If you are thinking of Donald Trump as a serious contender for the presidency in 2012, I would probably not agree with you, but it is difficult not to stand up and cheer every time he opens his mouth about U.S. trade policy.
The United States has been an historically lousy negotiator and if we do not turn the situation around, as Trump warns in his Newsmax interview this week, we will be a second-tier power in a very short time.
Our poor negotiating skills do not end with the trade imbalance but trade is our Achilles heel. China has learned, as have the Japanese, South Koreans and Indians, that the only war they need to win against the U.S. is the trade war. And in trade we have no allies.

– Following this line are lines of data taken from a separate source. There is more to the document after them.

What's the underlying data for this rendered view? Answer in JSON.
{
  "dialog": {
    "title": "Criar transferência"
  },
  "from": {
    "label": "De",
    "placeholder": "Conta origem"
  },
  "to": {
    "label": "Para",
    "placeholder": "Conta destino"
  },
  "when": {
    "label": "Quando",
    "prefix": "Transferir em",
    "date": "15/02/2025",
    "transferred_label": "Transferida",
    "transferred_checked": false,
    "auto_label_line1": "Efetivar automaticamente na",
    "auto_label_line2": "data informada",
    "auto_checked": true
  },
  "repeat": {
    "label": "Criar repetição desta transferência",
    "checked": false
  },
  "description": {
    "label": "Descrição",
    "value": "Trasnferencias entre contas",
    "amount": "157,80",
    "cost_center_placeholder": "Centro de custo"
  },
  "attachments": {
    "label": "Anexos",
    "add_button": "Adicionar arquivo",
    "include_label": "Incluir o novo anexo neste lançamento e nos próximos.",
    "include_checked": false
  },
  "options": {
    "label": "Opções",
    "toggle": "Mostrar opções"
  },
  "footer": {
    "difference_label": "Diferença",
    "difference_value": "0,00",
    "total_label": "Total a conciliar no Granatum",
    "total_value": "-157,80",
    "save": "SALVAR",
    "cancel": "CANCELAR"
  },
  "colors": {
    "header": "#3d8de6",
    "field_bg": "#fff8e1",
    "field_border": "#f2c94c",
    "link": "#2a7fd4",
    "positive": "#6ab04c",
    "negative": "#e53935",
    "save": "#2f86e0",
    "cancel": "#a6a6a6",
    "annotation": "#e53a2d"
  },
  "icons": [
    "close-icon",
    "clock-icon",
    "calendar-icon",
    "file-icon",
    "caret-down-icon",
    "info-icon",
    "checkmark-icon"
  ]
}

There are a number of rather simple solutions that could ease the U.S. trade imbalance but politicians on the right and the left seem at a loss to stand toe to toe with our competitors—particularly in the Asian markets—to implement them.
“We have a very weak policy. Whether it’s China, or the horrible agreement just signed with South Korea, or any of the other horrible deals that we make, we don’t have the ability to make good deals with other countries.
“We’re like a whipping post for other countries. We are standing there and being beaten by South Korea, by Mexico, by China, by India. If you have a problem with a credit card and you call somebody up, that person is based in India.
“If we ever taxed Chinese products coming into this country, we would pay off the debt so fast. More importantly, we would start creating jobs in our country.”
What Trump has not said in so many words is that progressivism—the old Ugly American philosophy—is responsible for our trade problems as well as our security agreements. As long as the U.S. seeks to buy allies without attaching strong demands on our friendship we will continue to lose in both arenas.
While I don’t share Trump’s view that a blowout in the Middle East may lead to a downturn in oil prices, he is right about our nonsensical energy policy. The progressive-led move to so-called “green energy” is nothing more than a trendy money pit. Former vice president Al Gore should be arrested and tried for fraud in the greeny scam; P.T. Barnum couldn’t have done a better job of fleecing the public.
In more than 30 years of sinking billions upon billions of taxpayer dollars into one green-energy snafu after another we have yet to find one viable replacement to petroleum as our primary source, yet congress continues to stifle our energy fossil fuel and nuclear production.
The short-term solution to energy is our boundless natural gas reserves, an end to land and offshore drilling moratoriums—all of them—and the development of nuclear power plants. Wind and solar power both create an eyesore that makes old-fashioned drilling platforms look appealing and cannot begin to supply anything close to our growing demand.